All lines in the records below that hold "Opportunities" are to be shown.
*** Input records ***
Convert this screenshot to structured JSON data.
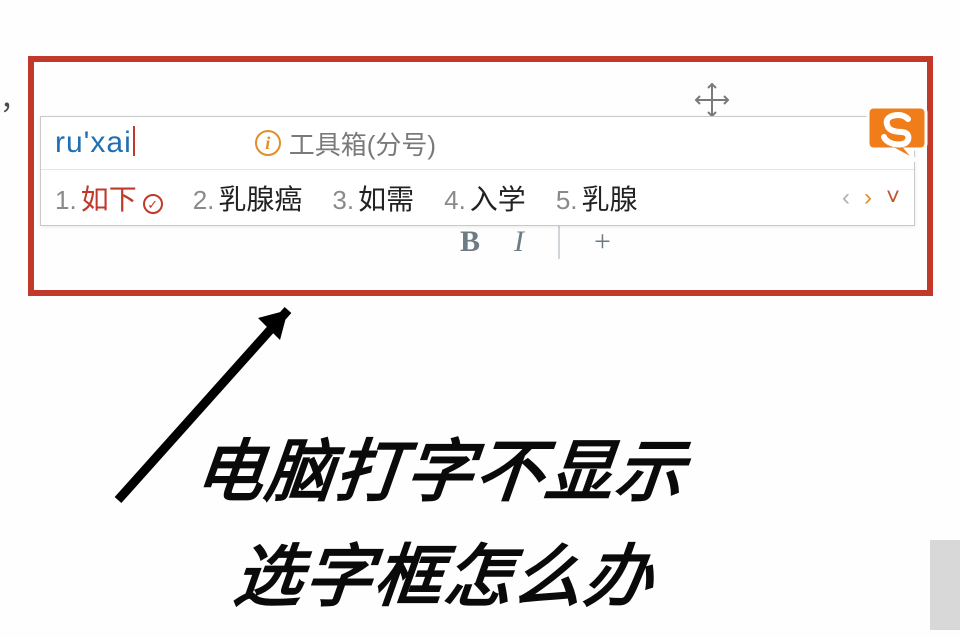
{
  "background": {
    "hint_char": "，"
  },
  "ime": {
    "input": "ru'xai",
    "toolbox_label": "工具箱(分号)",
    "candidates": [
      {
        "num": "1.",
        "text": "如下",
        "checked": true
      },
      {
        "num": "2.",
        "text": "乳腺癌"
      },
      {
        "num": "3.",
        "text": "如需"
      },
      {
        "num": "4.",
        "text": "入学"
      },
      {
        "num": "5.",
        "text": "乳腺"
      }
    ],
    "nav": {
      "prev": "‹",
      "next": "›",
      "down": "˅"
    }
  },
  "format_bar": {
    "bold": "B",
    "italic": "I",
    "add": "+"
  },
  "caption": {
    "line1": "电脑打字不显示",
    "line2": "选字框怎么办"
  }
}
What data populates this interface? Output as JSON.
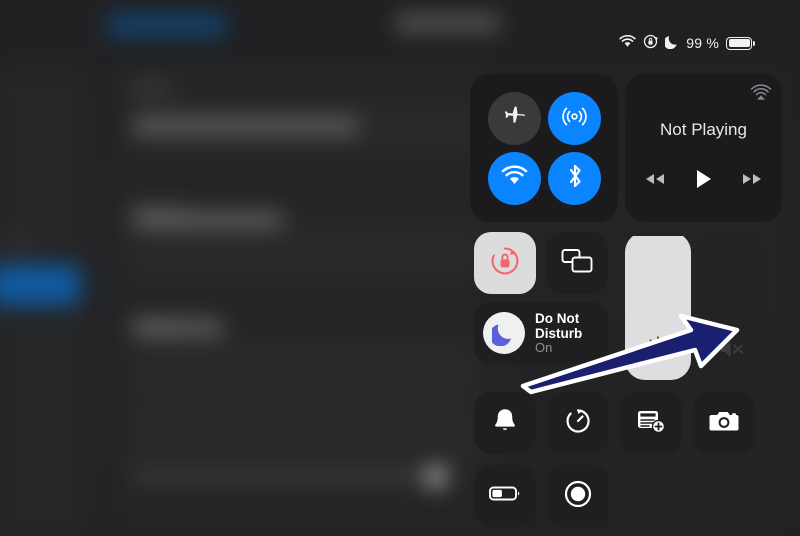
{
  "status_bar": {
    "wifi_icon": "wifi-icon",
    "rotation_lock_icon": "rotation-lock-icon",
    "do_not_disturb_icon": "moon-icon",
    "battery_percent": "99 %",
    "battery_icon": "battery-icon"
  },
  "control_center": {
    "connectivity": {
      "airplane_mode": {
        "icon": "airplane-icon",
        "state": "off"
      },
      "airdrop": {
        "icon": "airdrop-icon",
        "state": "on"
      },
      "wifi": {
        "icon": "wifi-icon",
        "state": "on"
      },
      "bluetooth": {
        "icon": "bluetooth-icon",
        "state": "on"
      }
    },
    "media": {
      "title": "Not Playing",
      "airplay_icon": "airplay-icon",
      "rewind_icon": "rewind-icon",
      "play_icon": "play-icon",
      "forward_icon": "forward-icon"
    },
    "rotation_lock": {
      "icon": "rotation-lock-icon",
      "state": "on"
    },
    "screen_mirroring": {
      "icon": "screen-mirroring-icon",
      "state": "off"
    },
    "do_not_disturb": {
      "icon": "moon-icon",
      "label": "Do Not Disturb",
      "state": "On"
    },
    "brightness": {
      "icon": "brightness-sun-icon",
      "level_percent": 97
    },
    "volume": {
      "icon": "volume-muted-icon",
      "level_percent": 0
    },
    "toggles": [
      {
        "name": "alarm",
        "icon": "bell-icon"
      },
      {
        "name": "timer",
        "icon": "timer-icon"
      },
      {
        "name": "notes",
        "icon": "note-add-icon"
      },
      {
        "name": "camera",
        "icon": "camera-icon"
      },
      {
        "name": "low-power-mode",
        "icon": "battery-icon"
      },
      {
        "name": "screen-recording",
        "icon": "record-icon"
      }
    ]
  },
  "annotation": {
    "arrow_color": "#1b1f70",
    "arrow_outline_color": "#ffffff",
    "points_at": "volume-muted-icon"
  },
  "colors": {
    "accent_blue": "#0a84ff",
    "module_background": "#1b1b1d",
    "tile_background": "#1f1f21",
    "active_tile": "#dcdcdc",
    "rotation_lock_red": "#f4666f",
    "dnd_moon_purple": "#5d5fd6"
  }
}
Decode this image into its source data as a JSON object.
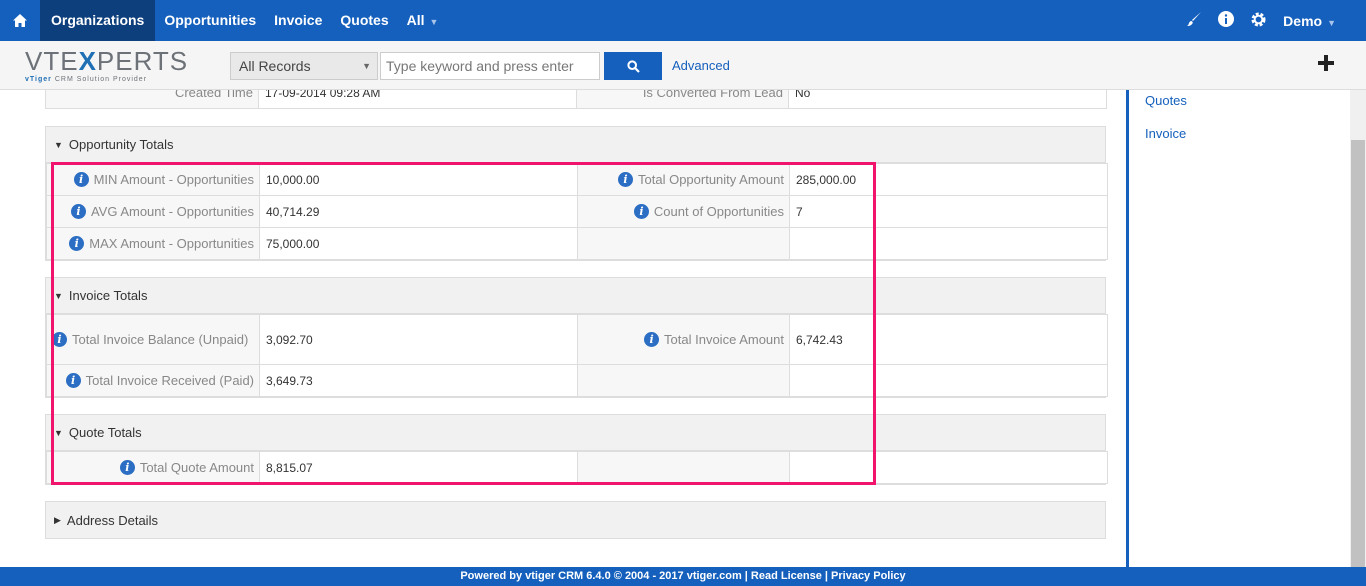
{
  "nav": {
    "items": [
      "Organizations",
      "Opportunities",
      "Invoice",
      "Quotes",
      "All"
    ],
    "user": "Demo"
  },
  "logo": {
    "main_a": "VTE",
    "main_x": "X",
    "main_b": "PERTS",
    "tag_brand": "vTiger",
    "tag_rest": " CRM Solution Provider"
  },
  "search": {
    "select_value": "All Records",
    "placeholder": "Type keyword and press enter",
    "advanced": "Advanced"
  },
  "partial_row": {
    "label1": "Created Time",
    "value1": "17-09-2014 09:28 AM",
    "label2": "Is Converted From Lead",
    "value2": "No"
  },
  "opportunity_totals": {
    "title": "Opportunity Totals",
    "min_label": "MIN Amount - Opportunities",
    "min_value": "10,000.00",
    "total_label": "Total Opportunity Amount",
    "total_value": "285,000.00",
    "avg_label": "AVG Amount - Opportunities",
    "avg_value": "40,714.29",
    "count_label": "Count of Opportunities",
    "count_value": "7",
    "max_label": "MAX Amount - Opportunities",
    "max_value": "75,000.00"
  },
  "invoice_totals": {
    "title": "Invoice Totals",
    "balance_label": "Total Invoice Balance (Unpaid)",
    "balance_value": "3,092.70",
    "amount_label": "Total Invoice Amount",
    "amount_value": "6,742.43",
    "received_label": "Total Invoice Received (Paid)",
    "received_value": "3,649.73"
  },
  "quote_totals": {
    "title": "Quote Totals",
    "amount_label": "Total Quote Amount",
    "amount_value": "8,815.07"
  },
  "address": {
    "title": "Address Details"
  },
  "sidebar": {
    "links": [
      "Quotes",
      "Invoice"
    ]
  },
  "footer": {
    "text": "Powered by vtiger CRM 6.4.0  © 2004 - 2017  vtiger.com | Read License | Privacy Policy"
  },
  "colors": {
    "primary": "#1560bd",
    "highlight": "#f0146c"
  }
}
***
Result -
      "Opportunities",
    "min_label": "MIN Amount - Opportunities",
    "avg_label": "AVG Amount - Opportunities",
    "count_label": "Count of Opportunities",
    "max_label": "MAX Amount - Opportunities",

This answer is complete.